(Element data from apps and pages)
-.-.-
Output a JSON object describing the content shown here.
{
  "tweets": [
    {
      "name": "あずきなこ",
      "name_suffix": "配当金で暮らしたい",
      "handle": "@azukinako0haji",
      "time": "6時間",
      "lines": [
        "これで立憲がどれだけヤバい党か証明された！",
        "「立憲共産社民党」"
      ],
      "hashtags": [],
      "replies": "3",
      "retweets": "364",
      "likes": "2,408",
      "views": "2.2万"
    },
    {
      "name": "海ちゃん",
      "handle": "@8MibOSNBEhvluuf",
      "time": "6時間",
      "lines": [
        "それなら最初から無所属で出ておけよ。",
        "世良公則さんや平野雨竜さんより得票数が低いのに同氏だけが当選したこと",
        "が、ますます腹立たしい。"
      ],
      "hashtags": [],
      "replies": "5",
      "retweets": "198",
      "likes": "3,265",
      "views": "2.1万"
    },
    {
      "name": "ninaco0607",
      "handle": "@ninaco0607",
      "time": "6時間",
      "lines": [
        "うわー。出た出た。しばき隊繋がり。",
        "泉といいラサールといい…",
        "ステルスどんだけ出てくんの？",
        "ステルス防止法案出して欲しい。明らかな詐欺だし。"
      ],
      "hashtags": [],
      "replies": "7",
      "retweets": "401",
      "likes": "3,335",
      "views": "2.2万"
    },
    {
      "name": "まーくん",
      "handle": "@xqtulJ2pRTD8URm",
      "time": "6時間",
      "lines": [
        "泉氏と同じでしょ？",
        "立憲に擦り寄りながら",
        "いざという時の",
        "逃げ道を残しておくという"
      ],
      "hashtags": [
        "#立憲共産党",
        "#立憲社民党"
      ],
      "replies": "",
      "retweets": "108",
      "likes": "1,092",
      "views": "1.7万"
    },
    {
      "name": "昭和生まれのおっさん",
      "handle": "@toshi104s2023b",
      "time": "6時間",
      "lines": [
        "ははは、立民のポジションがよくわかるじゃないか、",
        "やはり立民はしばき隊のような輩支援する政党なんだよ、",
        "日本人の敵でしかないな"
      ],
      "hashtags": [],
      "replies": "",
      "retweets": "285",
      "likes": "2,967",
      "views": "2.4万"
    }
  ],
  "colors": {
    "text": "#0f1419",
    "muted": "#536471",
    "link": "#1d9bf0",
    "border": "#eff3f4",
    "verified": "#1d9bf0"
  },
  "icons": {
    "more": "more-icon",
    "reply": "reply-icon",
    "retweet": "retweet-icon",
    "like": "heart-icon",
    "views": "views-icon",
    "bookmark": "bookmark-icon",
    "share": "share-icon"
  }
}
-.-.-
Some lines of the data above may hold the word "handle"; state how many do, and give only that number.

Response area:
5